Stored items from a collection:
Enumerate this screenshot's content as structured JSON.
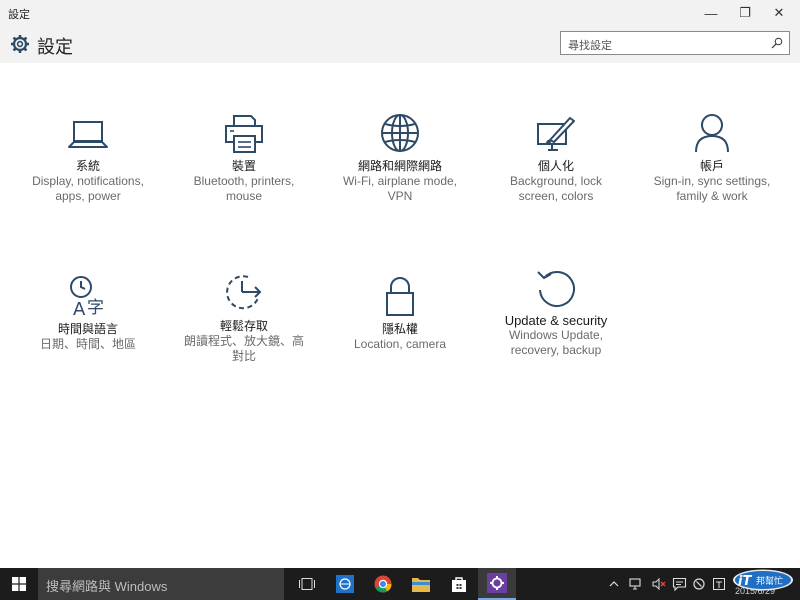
{
  "window": {
    "title": "設定",
    "controls": {
      "minimize": "—",
      "maximize": "❐",
      "close": "✕"
    }
  },
  "header": {
    "title": "設定",
    "search_placeholder": "尋找設定"
  },
  "tiles": [
    {
      "icon": "laptop-icon",
      "name": "系統",
      "desc1": "Display, notifications,",
      "desc2": "apps, power"
    },
    {
      "icon": "printer-icon",
      "name": "裝置",
      "desc1": "Bluetooth, printers,",
      "desc2": "mouse"
    },
    {
      "icon": "globe-icon",
      "name": "網路和網際網路",
      "desc1": "Wi-Fi, airplane mode,",
      "desc2": "VPN"
    },
    {
      "icon": "paint-screen-icon",
      "name": "個人化",
      "desc1": "Background, lock",
      "desc2": "screen, colors"
    },
    {
      "icon": "person-icon",
      "name": "帳戶",
      "desc1": "Sign-in, sync settings,",
      "desc2": "family & work"
    },
    {
      "icon": "time-language-icon",
      "name": "時間與語言",
      "desc1": "日期、時間、地區",
      "desc2": ""
    },
    {
      "icon": "ease-of-access-icon",
      "name": "輕鬆存取",
      "desc1": "朗讀程式、放大鏡、高",
      "desc2": "對比"
    },
    {
      "icon": "lock-icon",
      "name": "隱私權",
      "desc1": "Location, camera",
      "desc2": ""
    },
    {
      "icon": "update-icon",
      "name": "Update & security",
      "desc1": "Windows Update,",
      "desc2": "recovery, backup"
    }
  ],
  "taskbar": {
    "search_placeholder": "搜尋網路與 Windows",
    "clock": "2015/6/29",
    "watermark_text": "iT邦幫忙"
  },
  "colors": {
    "icon_stroke": "#2d4a66",
    "titlebar_bg": "#f2f2f2",
    "taskbar_bg": "#1c1c1c",
    "settings_taskbar_icon": "#6b3fa0"
  }
}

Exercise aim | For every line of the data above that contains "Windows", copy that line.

Result for this exercise |
      "desc1": "Windows Update,",
    "search_placeholder": "搜尋網路與 Windows",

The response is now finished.